Moore describes Between Panic and Desire as a "cultural memoir," and this is a very apt term. While it is primarily about his personal experiences as a lonely, isolated child and directionless, apathetic adult, it also explores how these states of being represent a larger conglomeration of collective emotions. Some pieces might be stronger or more compelling for those who share Moore's generational identity.
Even when his writing didn't quite resonate with me, I enjoyed his storytelling style. The exploration of skewed perception was especially nifty. Sep 13, Alison rated it really liked it Shelves: I am so grateful for the story of your name. My only previous exposure to Dinty and Moore strung together in a moniker was related to canned chili. How narrow and sheltered my life has been. If you are a writer and have a chance to do work with Mr. Moore, sign up and show up.
Weed was not my drug of choice, but I identify with DInty regarding fear and the faith that grows from clearing up and getting free. Jan 13, Robin rated it liked it Shelves: There is definitely humor here amid the pathos.
One goodreads reviewer noted that baby-boomers will like this best, and I think there's truth in that; I'm a bit younger than Dinty can't possibly be his real name! The way he links seemingly unrelated short bits to show you his theme is creative and enjoyable. A fun read if you have time on your hands. He is a w There is definitely humor here amid the pathos. He is a writing professor at Ohio University, and I imagine his classes are interesting.
Apr 18, Eileen rated it really liked it. I was happily surprised by this book, which looks pretty kitschy on first glance, but turns out to be a very well done, long, chaptered essay on life under the influence of late 20th century American pop and political culture. Moore uses some highly fraught methods i. May 10, Kathryn rated it it was amazing Recommends it for: This is simply an amazing book: Dinty Moore, a teacher of creative nonfiction, bursts the boundaries of the form in this book that includes quizzes, a dramatic teleplay written from published quotes, and an emotional autopsy.
It is an easy read, as it is organized in short, punchy chapters. If you were born in the s or 60s, the book will be even more meaningful for you. Oct 11, Deb Readerbuzz Nance rated it really liked it Shelves: I was disappointed to see this book when it arrived for me at the library. Looked like my fifth grade niece did the artwork.
Green Jeans, for a class this summer and loved it. This was the first selection in the book. Is Moore a one-hit wonder? Happily I can say no. Moore can write, at least about the sadnesses of his life. Glad I read it. Apr 18, sarah rated it really liked it Shelves: He is experimental at times with form, but that does not detract from the urgency with which he writes.

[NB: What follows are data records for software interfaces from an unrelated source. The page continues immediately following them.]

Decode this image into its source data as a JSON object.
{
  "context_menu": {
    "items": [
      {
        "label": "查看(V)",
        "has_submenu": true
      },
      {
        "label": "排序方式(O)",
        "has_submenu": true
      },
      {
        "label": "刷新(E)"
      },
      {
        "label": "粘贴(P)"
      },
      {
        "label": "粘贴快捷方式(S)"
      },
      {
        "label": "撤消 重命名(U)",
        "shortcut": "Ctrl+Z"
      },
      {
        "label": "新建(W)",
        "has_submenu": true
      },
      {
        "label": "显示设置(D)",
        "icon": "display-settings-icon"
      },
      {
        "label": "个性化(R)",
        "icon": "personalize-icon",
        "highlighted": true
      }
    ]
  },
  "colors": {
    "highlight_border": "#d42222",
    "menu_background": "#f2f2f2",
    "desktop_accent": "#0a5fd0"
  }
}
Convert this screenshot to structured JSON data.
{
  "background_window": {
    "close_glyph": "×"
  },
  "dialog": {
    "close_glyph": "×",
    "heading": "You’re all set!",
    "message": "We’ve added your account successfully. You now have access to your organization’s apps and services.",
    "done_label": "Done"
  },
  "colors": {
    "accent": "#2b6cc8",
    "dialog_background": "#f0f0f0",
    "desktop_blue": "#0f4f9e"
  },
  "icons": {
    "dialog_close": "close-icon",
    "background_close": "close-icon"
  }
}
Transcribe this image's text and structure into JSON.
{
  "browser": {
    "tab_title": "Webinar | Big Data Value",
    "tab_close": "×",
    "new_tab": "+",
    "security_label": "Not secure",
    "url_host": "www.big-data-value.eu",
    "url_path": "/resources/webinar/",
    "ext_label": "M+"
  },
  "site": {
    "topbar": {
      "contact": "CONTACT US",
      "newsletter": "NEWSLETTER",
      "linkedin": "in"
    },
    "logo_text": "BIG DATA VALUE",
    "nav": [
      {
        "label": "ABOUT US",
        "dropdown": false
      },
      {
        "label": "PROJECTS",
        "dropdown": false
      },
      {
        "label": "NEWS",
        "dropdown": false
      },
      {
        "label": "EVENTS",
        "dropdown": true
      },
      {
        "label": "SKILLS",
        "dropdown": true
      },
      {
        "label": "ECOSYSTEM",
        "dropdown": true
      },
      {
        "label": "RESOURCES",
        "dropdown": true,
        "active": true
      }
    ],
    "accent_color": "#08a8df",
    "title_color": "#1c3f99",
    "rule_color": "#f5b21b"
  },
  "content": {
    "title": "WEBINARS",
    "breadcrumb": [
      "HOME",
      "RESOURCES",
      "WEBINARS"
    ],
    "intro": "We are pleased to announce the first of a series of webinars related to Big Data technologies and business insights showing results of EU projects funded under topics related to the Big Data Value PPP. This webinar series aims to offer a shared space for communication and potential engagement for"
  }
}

The touch of humor and playful tone only heighten the themes he explores on the page. Moore can deftly cast his net into the sea of memory and catch just the precise moment to reel in, unfold, and dissect for the reader. Jan 21, NancyKay Wessman rated it really liked it.
Cannot remember, but I think I bought this book in its first-year out, in , at Square Books in Oxford, Mississippi. Can hardly wait to reconnect with this wonderful writer at the Oxford CNF http: View all 3 comments. Aug 10, Julie Farrar rated it it was amazing Shelves: I loved the structure of this memoir, organizing his life along the lines of culture touchstones from "Father Knows Best" to the presidency of Richard Nixon.
He plays with form, some chapters being dream sequences and some being scripts for Oprah-worthy docu-dramas.